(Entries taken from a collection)
_ _ _

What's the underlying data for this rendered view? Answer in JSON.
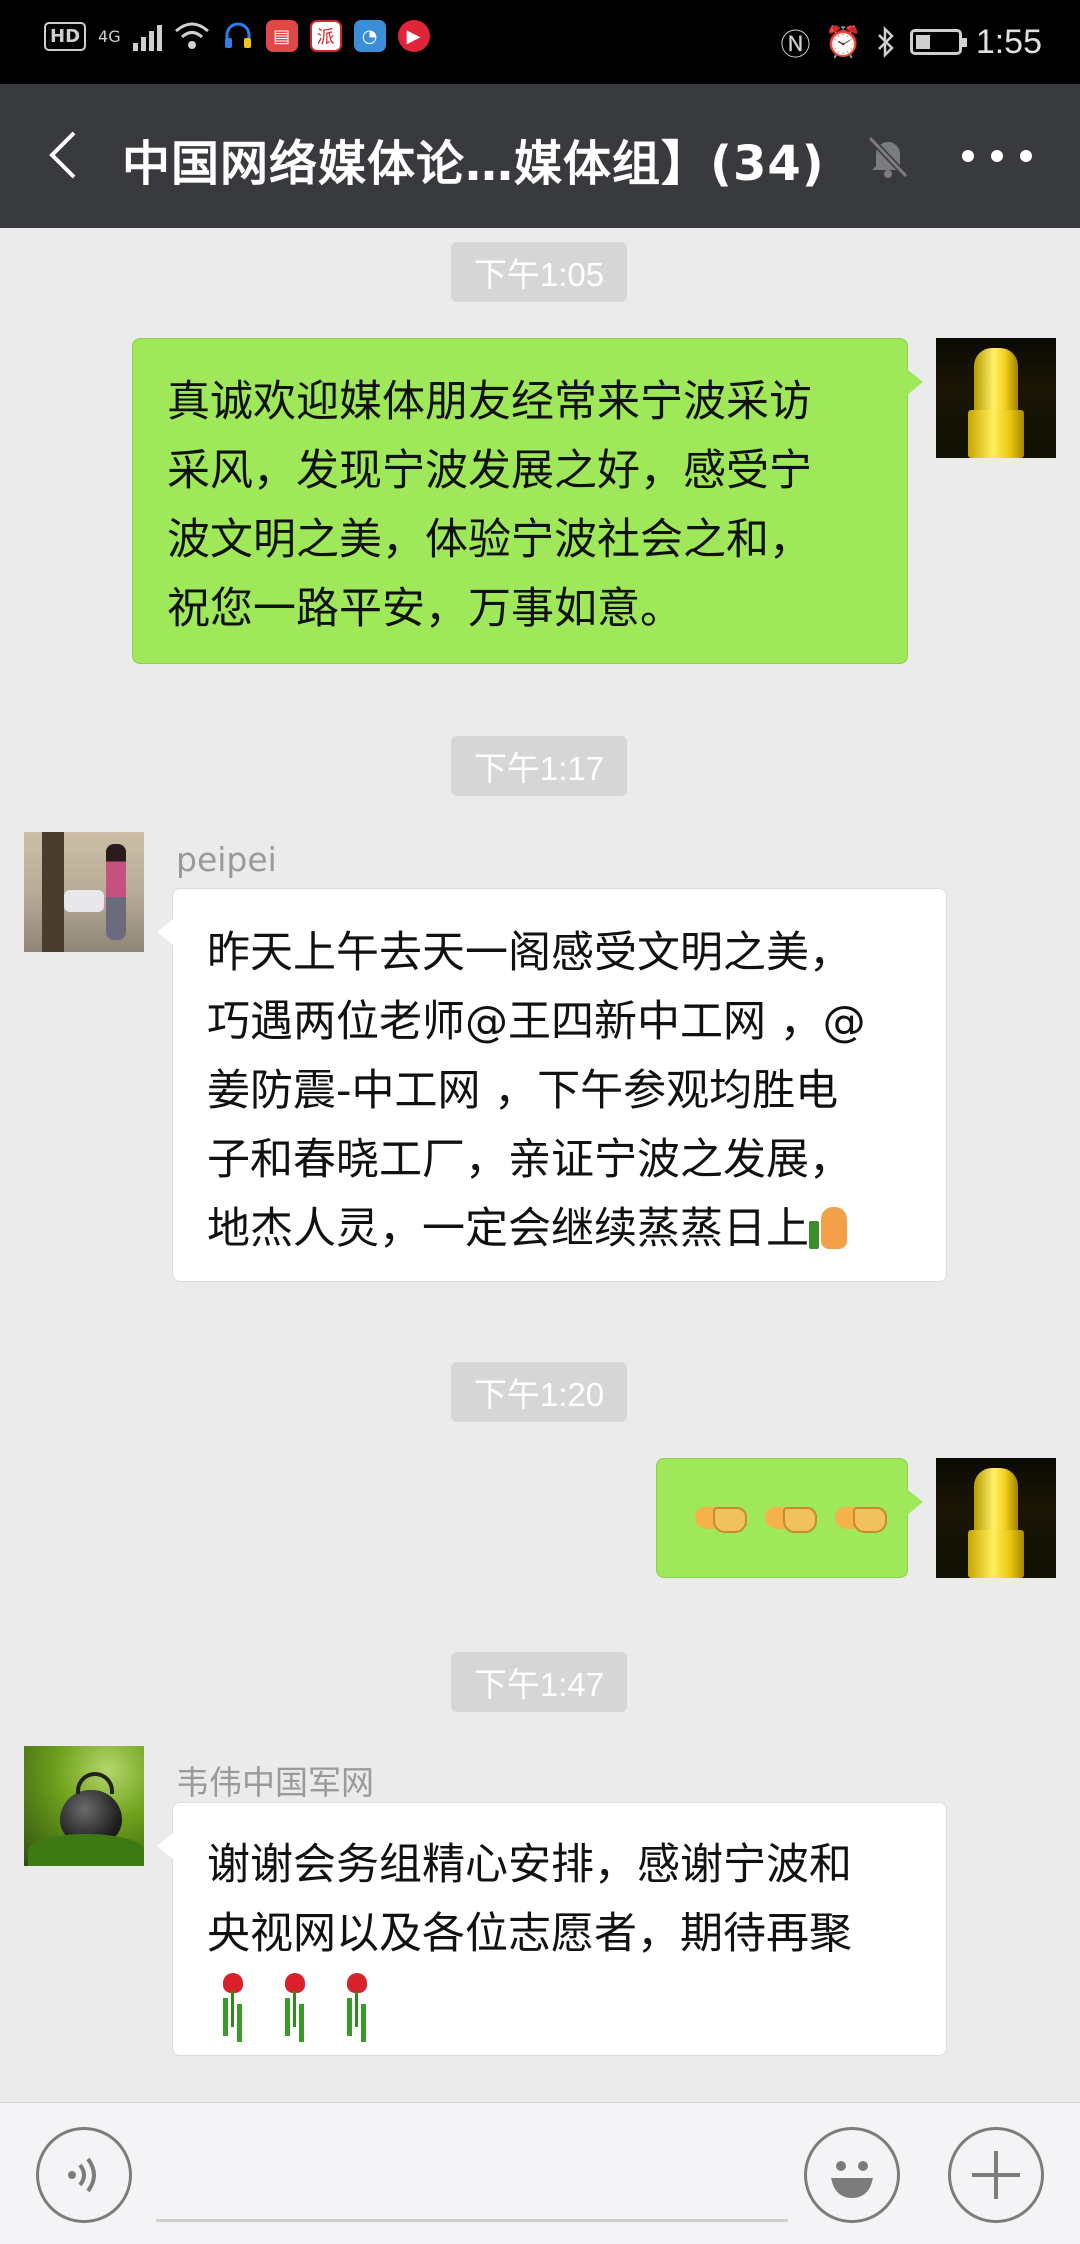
{
  "status_bar": {
    "hd_label": "HD",
    "network_label": "4G",
    "time": "1:55",
    "icons": [
      "hd-icon",
      "signal-icon",
      "wifi-icon",
      "headset-icon",
      "news-app-icon",
      "pai-app-icon",
      "browser-app-icon",
      "video-app-icon",
      "nfc-icon",
      "alarm-icon",
      "bluetooth-icon",
      "battery-icon"
    ],
    "pai_label": "派"
  },
  "header": {
    "title": "中国网络媒体论…媒体组】(34)",
    "icons": [
      "back-icon",
      "mute-bell-icon",
      "more-icon"
    ]
  },
  "messages": [
    {
      "time": "下午1:05",
      "direction": "sent",
      "lines": [
        "真诚欢迎媒体朋友经常来宁波采访",
        "采风，发现宁波发展之好，感受宁",
        "波文明之美，体验宁波社会之和，",
        "祝您一路平安，万事如意。"
      ]
    },
    {
      "time": "下午1:17",
      "direction": "received",
      "sender": "peipei",
      "lines": [
        "昨天上午去天一阁感受文明之美，",
        "巧遇两位老师@王四新中工网 ，@",
        "姜防震-中工网 ，下午参观均胜电",
        "子和春晓工厂，亲证宁波之发展，",
        "地杰人灵，一定会继续蒸蒸日上"
      ],
      "trailing_emoji": "thumbs-up"
    },
    {
      "time": "下午1:20",
      "direction": "sent",
      "emoji": [
        "handshake",
        "handshake",
        "handshake"
      ]
    },
    {
      "time": "下午1:47",
      "direction": "received",
      "sender": "韦伟中国军网",
      "lines": [
        "谢谢会务组精心安排，感谢宁波和",
        "央视网以及各位志愿者，期待再聚"
      ],
      "emoji": [
        "rose",
        "rose",
        "rose"
      ]
    }
  ],
  "input_bar": {
    "icons": [
      "voice-icon",
      "emoji-icon",
      "plus-icon"
    ]
  },
  "colors": {
    "sent_bubble": "#9fe85a",
    "received_bubble": "#ffffff",
    "header_bg": "#393a3e",
    "chat_bg": "#ebebeb"
  }
}
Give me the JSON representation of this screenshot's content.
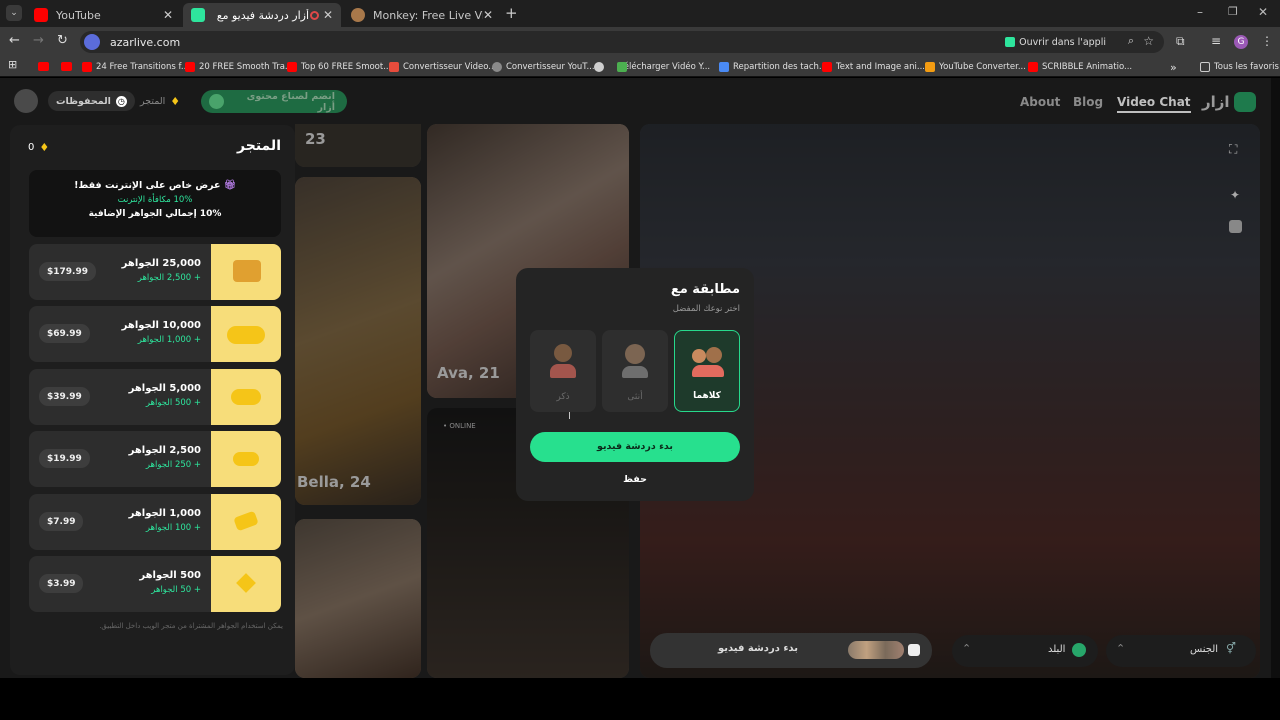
{
  "browser": {
    "tabs": [
      {
        "title": "YouTube",
        "icon": "youtube-icon"
      },
      {
        "title": "أزار دردشة فيديو مع أشخاص",
        "icon": "azar-icon"
      },
      {
        "title": "Monkey: Free Live Video Chat",
        "icon": "monkey-icon"
      }
    ],
    "url": "azarlive.com",
    "open_in_app": "Ouvrir dans l'appli",
    "bookmarks": [
      "24 Free Transitions f...",
      "20 FREE Smooth Tra...",
      "Top 60 FREE Smoot...",
      "Convertisseur Video...",
      "Convertisseur YouT...",
      "Télécharger Vidéo Y...",
      "Repartition des tach...",
      "Text and Image ani...",
      "YouTube Converter...",
      "SCRIBBLE Animatio..."
    ],
    "all_bookmarks": "Tous les favoris",
    "profile_initial": "G"
  },
  "site": {
    "logo_text": "ازار",
    "nav": [
      "Video Chat",
      "Blog",
      "About"
    ],
    "join_creators": "انضم لصناع محتوى أزار",
    "store_button": "المتجر",
    "saved_button": "المحفوظات"
  },
  "store": {
    "title": "المتجر",
    "gem_balance": "0",
    "offer": {
      "title": "عرض خاص على الإنترنت فقط!",
      "bonus_line": "10% مكافأة الإنترنت",
      "total_line": "10% إجمالي الجواهر الإضافية"
    },
    "packs": [
      {
        "gems": "25,000 الجواهر",
        "bonus": "+ 2,500 الجواهر",
        "price": "$179.99"
      },
      {
        "gems": "10,000 الجواهر",
        "bonus": "+ 1,000 الجواهر",
        "price": "$69.99"
      },
      {
        "gems": "5,000 الجواهر",
        "bonus": "+ 500 الجواهر",
        "price": "$39.99"
      },
      {
        "gems": "2,500 الجواهر",
        "bonus": "+ 250 الجواهر",
        "price": "$19.99"
      },
      {
        "gems": "1,000 الجواهر",
        "bonus": "+ 100 الجواهر",
        "price": "$7.99"
      },
      {
        "gems": "500 الجواهر",
        "bonus": "+ 50 الجواهر",
        "price": "$3.99"
      }
    ],
    "footnote": "يمكن استخدام الجواهر المشتراة من متجر الويب داخل التطبيق."
  },
  "profiles": [
    {
      "label": "23"
    },
    {
      "label": "Ava, 21"
    },
    {
      "label": "Bella, 24"
    },
    {
      "label": "• ONLINE"
    }
  ],
  "match_modal": {
    "title": "مطابقة مع",
    "subtitle": "اختر نوعك المفضل",
    "options": [
      "كلاهما",
      "أنثى",
      "ذكر"
    ],
    "selected": "كلاهما",
    "start_button": "بدء دردشة فيديو",
    "save_button": "حفظ"
  },
  "bottom_controls": {
    "start_video_chat": "بدء دردشة فيديو",
    "country": "البلد",
    "gender": "الجنس"
  },
  "colors": {
    "accent_green": "#27e08e",
    "gem_yellow": "#f7dd7a",
    "tab_bar": "#1f1f1f",
    "toolbar": "#3a3a3a"
  }
}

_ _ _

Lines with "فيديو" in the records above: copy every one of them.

→ Answer area:
        "title": "أزار دردشة فيديو مع أشخاص",
    "start_button": "بدء دردشة فيديو",
    "start_video_chat": "بدء دردشة فيديو",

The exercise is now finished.